- **What is required**
Count up every line of the data in which "smart" occurs. The reply is one number and nothing more.
(Provided entries Opens)
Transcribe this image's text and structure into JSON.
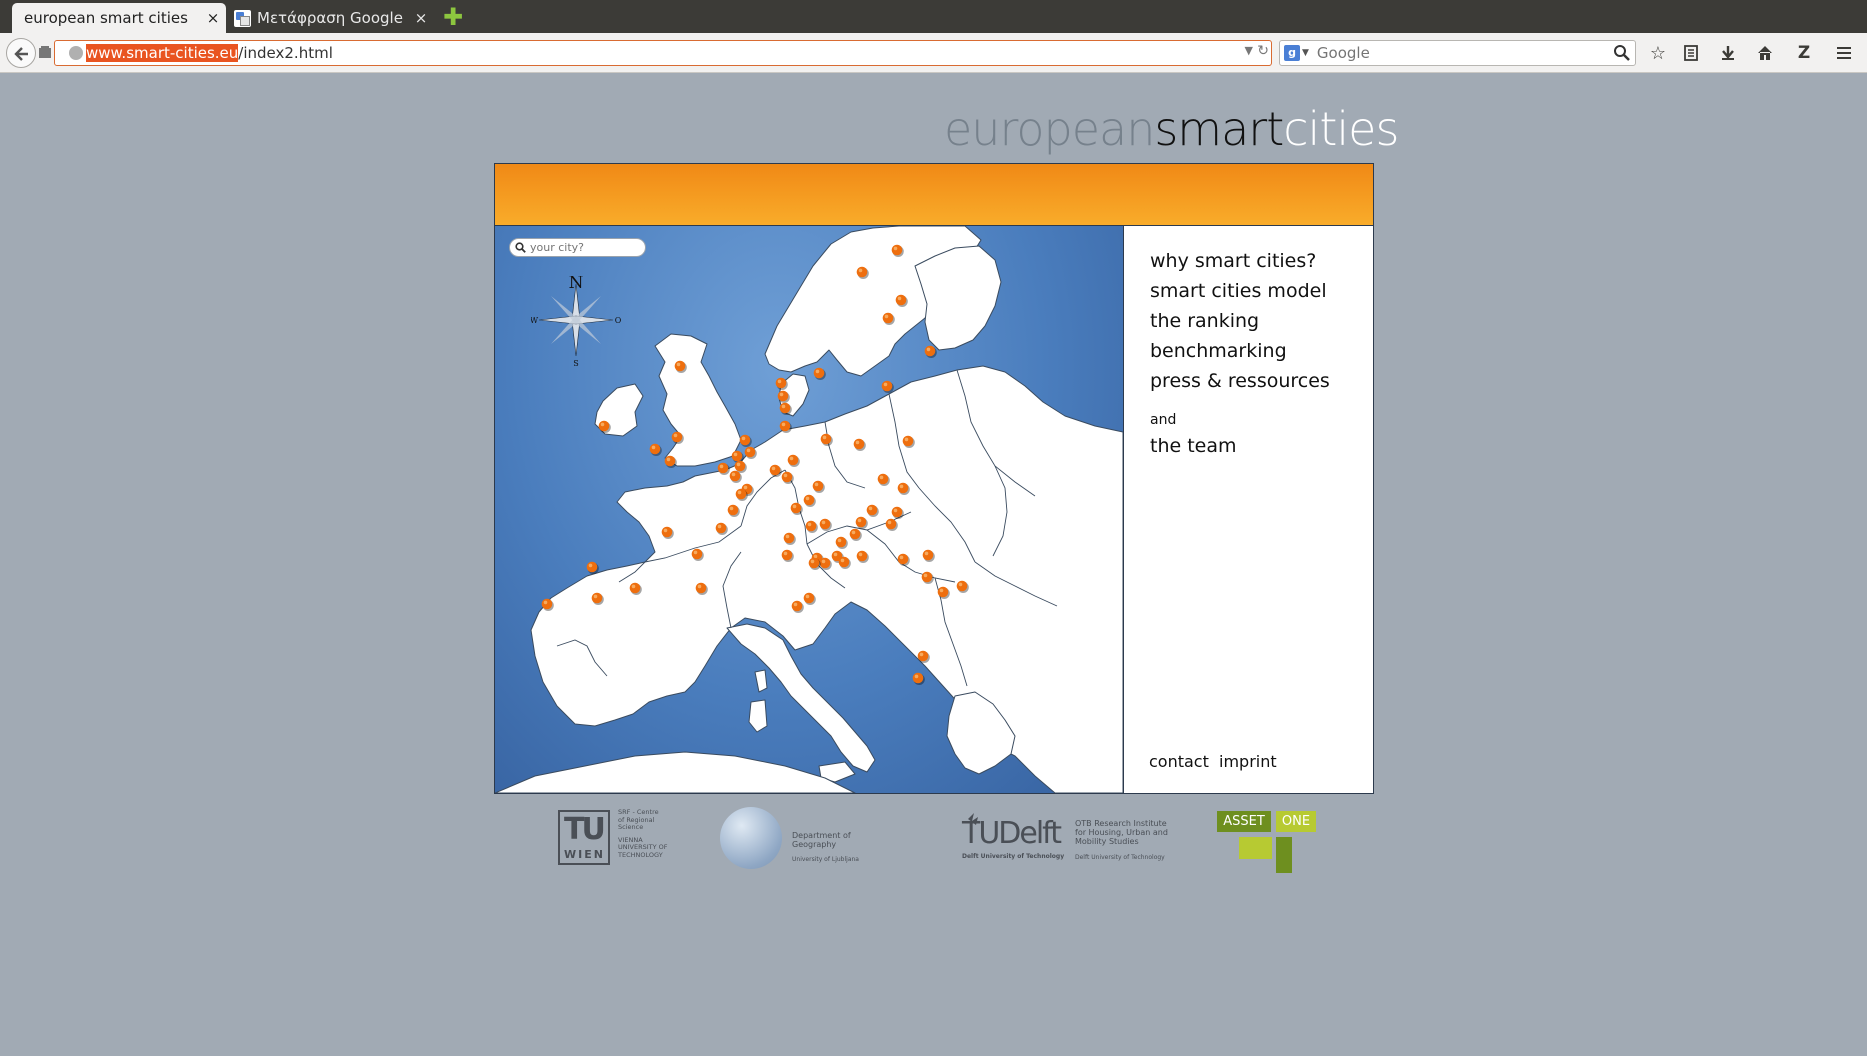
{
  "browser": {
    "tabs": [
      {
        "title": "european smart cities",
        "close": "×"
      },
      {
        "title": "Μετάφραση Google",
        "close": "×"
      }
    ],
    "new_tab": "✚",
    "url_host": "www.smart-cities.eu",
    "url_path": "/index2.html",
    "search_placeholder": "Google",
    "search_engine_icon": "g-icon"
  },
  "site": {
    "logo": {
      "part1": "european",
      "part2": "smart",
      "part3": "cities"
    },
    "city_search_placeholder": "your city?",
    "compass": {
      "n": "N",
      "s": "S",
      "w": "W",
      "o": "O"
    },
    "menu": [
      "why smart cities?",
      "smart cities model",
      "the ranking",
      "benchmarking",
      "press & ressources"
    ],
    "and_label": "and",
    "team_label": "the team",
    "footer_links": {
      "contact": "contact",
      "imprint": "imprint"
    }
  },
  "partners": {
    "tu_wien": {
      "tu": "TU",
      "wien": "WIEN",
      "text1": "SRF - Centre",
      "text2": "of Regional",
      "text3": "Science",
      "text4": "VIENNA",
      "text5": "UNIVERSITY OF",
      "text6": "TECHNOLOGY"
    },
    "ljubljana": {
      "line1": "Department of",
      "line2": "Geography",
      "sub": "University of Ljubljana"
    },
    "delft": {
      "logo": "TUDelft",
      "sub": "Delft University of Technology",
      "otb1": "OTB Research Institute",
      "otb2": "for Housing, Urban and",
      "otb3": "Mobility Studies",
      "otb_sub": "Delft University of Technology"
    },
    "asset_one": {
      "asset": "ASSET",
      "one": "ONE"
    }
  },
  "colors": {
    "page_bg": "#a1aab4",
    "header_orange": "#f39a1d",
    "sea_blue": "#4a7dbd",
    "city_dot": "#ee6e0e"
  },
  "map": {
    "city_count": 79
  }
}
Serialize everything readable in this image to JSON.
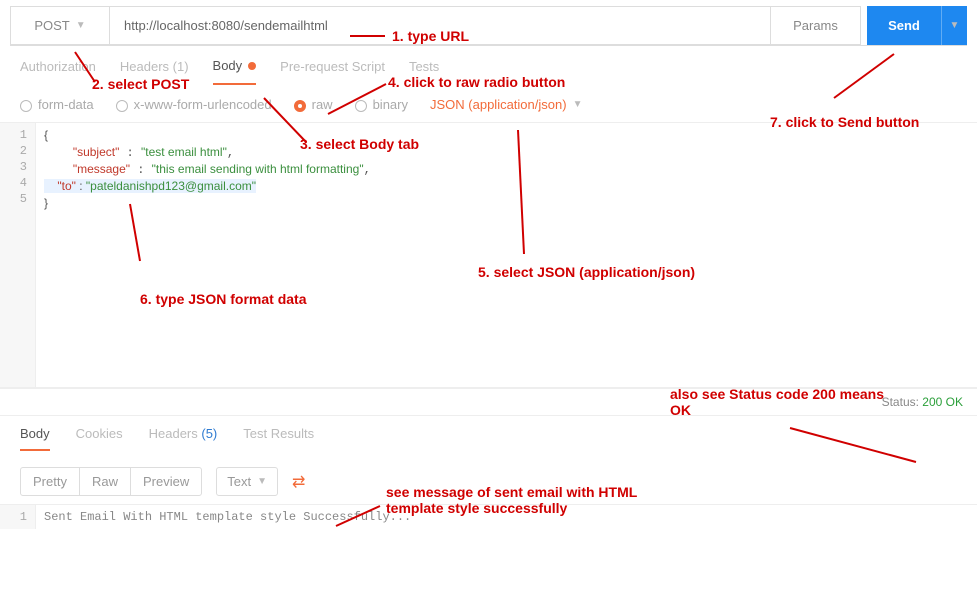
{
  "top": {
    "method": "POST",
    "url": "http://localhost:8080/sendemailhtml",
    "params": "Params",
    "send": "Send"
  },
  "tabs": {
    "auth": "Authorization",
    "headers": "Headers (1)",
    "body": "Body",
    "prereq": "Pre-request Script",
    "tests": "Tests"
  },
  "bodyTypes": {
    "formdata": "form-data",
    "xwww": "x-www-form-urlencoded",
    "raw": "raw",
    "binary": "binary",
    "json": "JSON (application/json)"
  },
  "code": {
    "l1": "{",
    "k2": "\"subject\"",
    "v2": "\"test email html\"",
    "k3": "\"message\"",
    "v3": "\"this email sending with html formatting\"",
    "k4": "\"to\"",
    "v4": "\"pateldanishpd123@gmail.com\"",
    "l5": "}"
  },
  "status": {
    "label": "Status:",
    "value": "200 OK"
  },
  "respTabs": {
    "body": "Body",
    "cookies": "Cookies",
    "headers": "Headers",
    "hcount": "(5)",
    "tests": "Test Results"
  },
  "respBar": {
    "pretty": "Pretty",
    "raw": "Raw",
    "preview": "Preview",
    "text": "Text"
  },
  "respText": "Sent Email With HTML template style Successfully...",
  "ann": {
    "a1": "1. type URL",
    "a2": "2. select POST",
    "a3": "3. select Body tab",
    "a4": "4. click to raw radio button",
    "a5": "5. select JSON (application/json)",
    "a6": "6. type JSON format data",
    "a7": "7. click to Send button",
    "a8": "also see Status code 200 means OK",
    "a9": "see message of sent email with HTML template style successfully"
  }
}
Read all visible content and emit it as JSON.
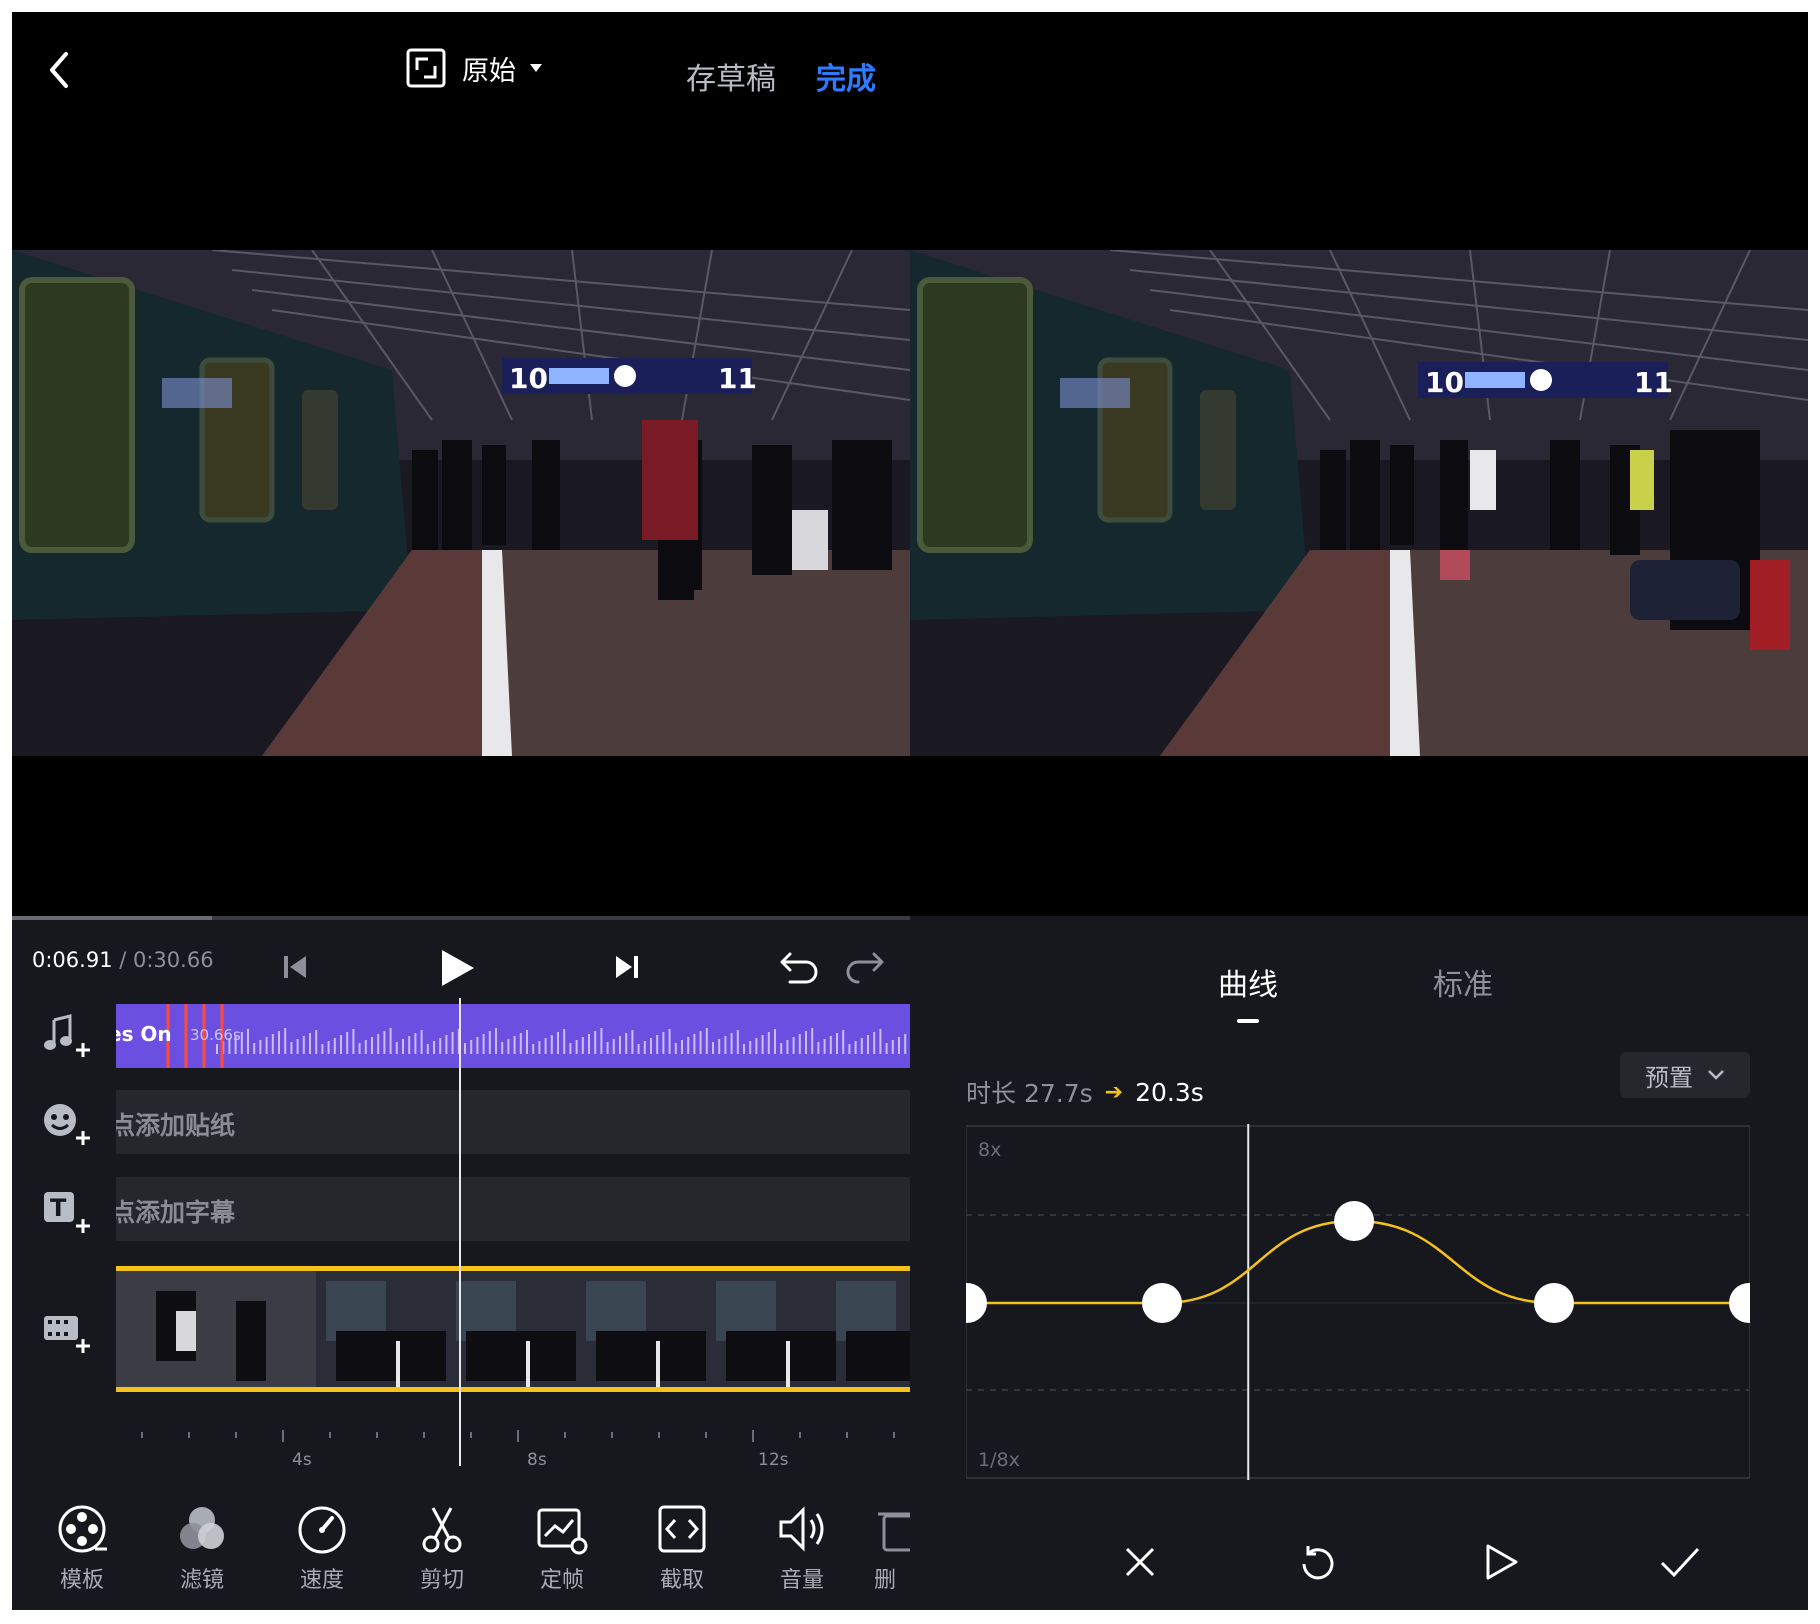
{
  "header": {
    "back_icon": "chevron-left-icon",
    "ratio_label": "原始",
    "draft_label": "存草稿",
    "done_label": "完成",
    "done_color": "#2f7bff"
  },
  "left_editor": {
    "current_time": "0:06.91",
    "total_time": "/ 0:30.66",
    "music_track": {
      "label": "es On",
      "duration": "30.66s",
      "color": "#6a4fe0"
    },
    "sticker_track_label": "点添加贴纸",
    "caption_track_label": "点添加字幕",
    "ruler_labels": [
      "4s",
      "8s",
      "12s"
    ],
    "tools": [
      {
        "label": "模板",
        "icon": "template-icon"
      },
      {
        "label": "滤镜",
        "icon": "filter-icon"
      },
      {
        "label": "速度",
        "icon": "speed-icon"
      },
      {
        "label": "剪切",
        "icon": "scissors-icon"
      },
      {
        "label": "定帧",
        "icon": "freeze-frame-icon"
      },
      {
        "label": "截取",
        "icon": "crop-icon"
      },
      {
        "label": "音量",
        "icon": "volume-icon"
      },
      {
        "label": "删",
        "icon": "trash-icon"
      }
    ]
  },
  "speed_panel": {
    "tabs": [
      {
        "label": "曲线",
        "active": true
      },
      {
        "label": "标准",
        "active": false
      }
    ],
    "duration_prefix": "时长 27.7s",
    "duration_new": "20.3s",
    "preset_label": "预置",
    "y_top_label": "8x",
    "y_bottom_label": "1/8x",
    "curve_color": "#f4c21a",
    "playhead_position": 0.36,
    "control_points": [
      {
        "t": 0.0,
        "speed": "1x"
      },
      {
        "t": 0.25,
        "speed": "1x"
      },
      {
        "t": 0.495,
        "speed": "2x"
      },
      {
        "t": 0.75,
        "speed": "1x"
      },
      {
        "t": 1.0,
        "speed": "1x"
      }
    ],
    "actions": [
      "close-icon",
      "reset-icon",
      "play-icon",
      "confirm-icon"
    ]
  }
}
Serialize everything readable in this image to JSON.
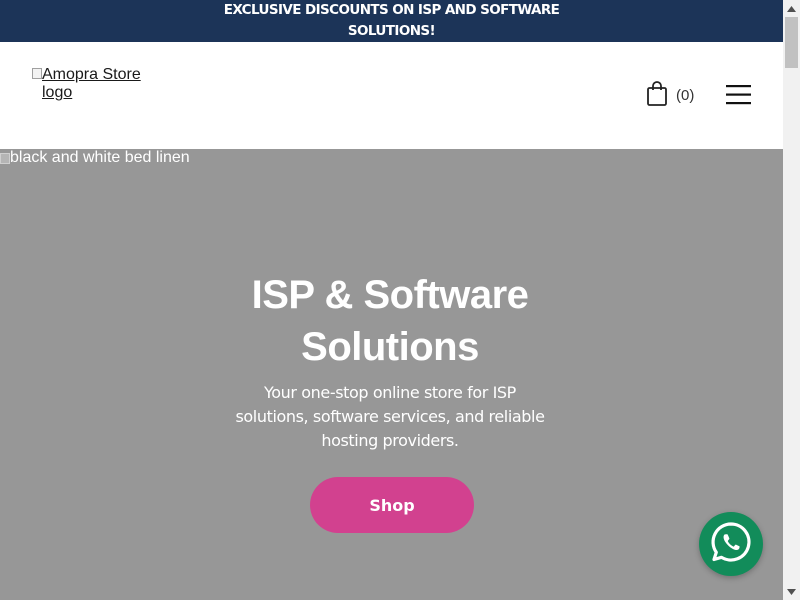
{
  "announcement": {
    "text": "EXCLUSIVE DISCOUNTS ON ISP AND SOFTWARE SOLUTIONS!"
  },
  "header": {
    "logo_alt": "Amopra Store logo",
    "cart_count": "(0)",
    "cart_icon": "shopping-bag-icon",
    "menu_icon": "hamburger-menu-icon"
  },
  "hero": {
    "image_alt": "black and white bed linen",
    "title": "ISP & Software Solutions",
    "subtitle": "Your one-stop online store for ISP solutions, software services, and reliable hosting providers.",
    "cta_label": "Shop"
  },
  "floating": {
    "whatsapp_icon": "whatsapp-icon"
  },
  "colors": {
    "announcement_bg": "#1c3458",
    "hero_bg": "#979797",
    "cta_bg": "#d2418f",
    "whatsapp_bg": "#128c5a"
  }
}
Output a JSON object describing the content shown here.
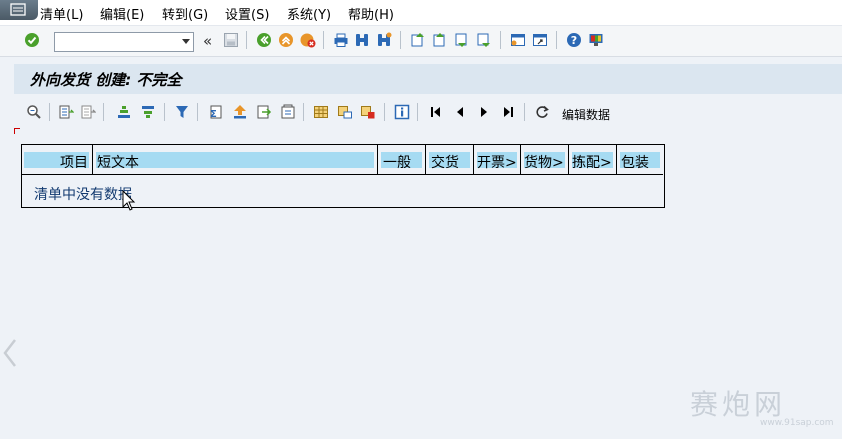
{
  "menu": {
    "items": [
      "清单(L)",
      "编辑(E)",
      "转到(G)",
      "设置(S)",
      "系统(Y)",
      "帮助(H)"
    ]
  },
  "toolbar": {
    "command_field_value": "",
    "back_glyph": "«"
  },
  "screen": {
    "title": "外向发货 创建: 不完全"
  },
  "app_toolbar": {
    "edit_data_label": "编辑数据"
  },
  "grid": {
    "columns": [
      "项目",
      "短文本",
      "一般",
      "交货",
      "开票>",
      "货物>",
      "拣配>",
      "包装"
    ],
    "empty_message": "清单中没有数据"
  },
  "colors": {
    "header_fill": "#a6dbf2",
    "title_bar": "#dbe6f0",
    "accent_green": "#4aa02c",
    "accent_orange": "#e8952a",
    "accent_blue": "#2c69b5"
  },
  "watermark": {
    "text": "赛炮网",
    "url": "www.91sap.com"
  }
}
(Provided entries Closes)
- **Task answer**
5